Marcel Proust describes a booger:

Its viscous, warm core had slipped down the linen of one, but had adhered to the cloth of the other, and held the silvery, fluent fringe that dripped from it in suspense above the void. The sun, piercing them, confused the sticky mucus with the diluted solution. One could make out just the one single succulent, quivering mass, transparent and hardening; and in the ephemeral brilliance with which it decorated [his] attire, it seemed to have fixed the prestige of a momentary diamond there, still hot, so to speak, from the oven from which it had emerged, and for which this unstable jelly, corrosive and alive as it was for one more instant, seemed at once, by its deceitful, fascinating beauty, to present both a mockery and a symbol.

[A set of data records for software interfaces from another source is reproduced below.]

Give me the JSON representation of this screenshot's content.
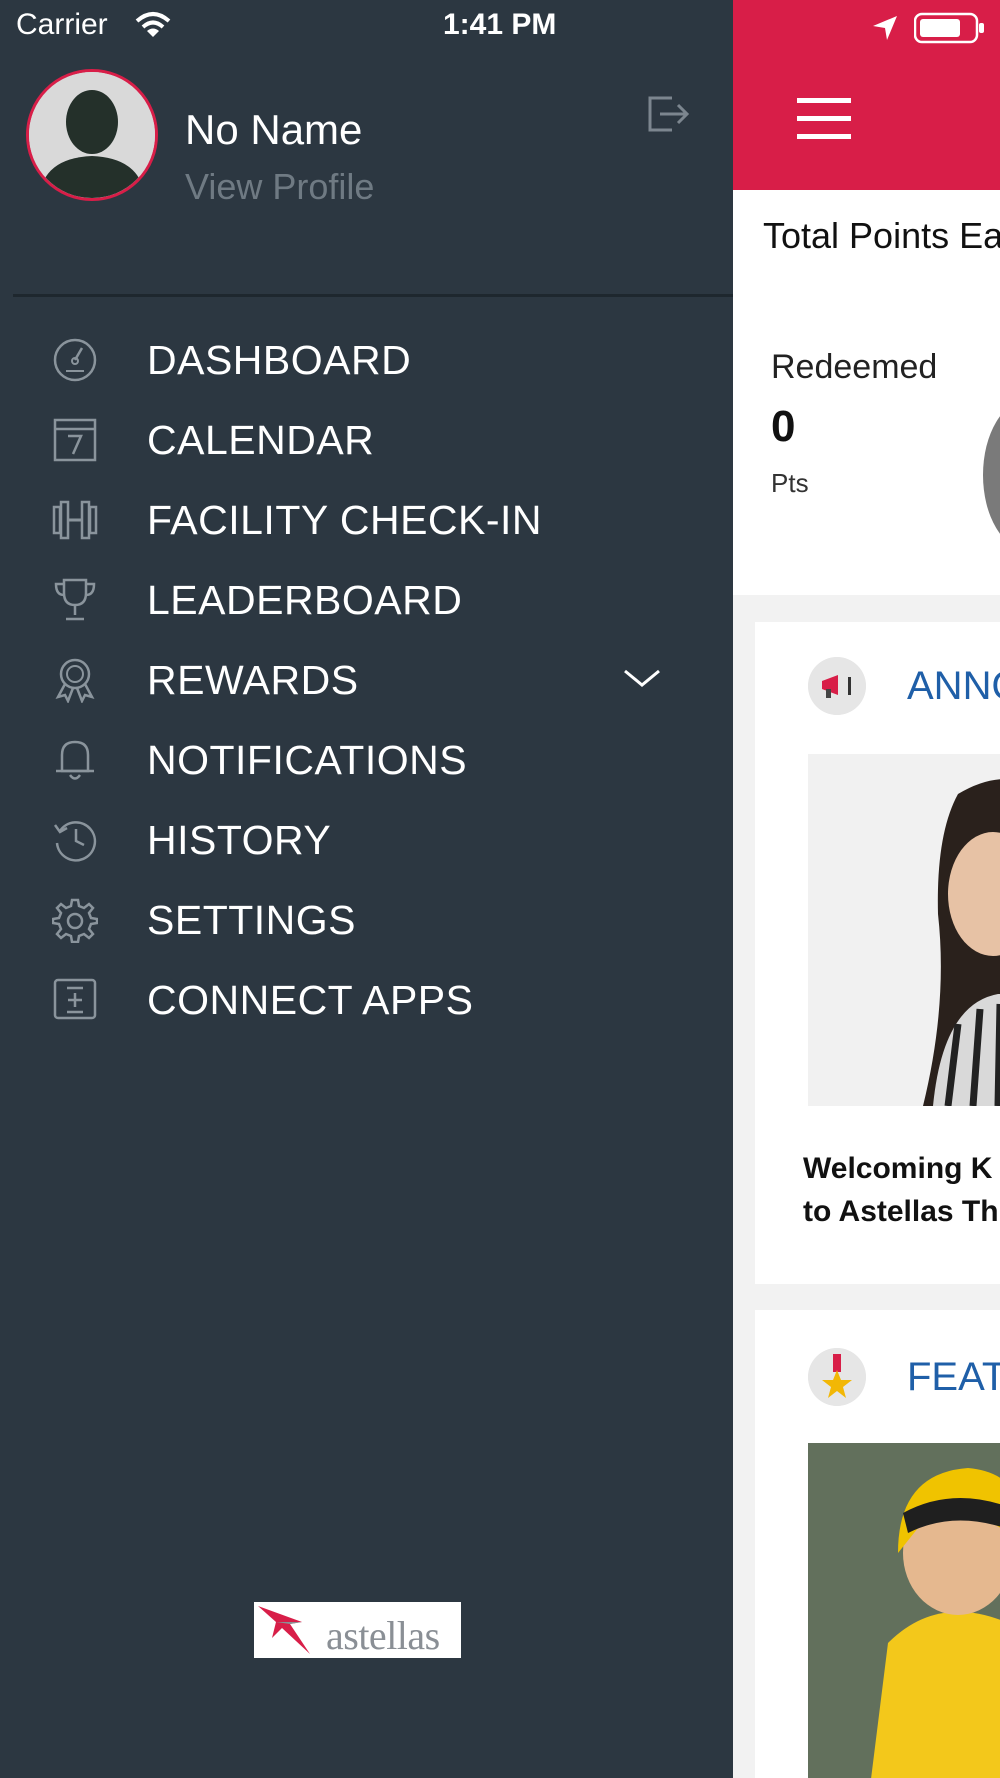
{
  "status_bar": {
    "carrier": "Carrier",
    "time": "1:41 PM"
  },
  "drawer": {
    "user_name": "No Name",
    "view_profile": "View Profile",
    "menu": [
      {
        "label": "DASHBOARD",
        "icon": "dashboard-icon"
      },
      {
        "label": "CALENDAR",
        "icon": "calendar-icon"
      },
      {
        "label": "FACILITY CHECK-IN",
        "icon": "dumbbell-icon"
      },
      {
        "label": "LEADERBOARD",
        "icon": "trophy-icon"
      },
      {
        "label": "REWARDS",
        "icon": "award-ribbon-icon"
      },
      {
        "label": "NOTIFICATIONS",
        "icon": "bell-icon"
      },
      {
        "label": "HISTORY",
        "icon": "history-icon"
      },
      {
        "label": "SETTINGS",
        "icon": "gear-icon"
      },
      {
        "label": "CONNECT APPS",
        "icon": "connect-apps-icon"
      }
    ],
    "logo_text": "astellas"
  },
  "main": {
    "total_points_label": "Total Points Ea",
    "redeemed_label": "Redeemed",
    "redeemed_value": "0",
    "redeemed_unit": "Pts",
    "announcement_title": "ANNOU",
    "announcement_caption_line1": "Welcoming K",
    "announcement_caption_line2": "to Astellas Th",
    "featured_title": "FEATU"
  },
  "colors": {
    "drawer_bg": "#2c3741",
    "accent": "#d81e48",
    "link_blue": "#1f5fa8"
  }
}
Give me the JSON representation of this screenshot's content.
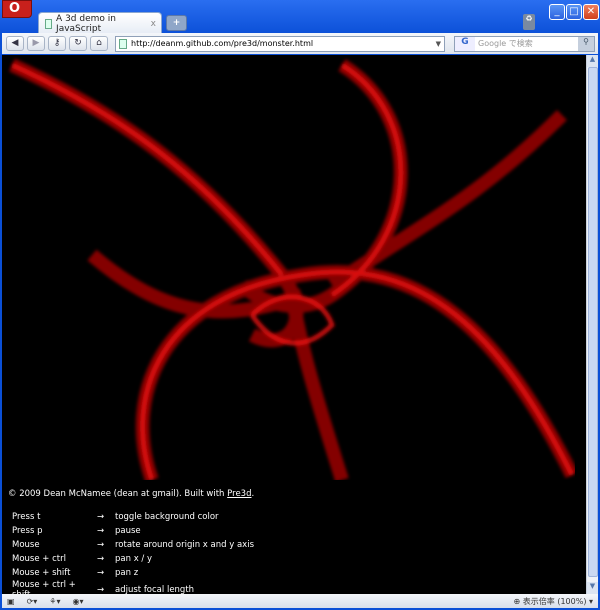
{
  "browser": {
    "logo": "O",
    "tab_title": "A 3d demo in JavaScript",
    "tab_close": "x",
    "new_tab": "+",
    "url": "http://deanm.github.com/pre3d/monster.html",
    "search_placeholder": "Google で検索",
    "zoom_label": "表示倍率 (100%)"
  },
  "page": {
    "credits_prefix": "© 2009 Dean McNamee (dean at gmail). Built with ",
    "credits_link": "Pre3d",
    "credits_suffix": ".",
    "arrow": "→",
    "controls": [
      {
        "input": "Press t",
        "action": "toggle background color"
      },
      {
        "input": "Press p",
        "action": "pause"
      },
      {
        "input": "Mouse",
        "action": "rotate around origin x and y axis"
      },
      {
        "input": "Mouse + ctrl",
        "action": "pan x / y"
      },
      {
        "input": "Mouse + shift",
        "action": "pan z"
      },
      {
        "input": "Mouse + ctrl + shift",
        "action": "adjust focal length"
      }
    ]
  }
}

From video games to porn, the explicitness of today is merely rendered before the eyes, not inside the mind. In the old days, a sickly gay french dude who lived with his mom was all there was — and it was good.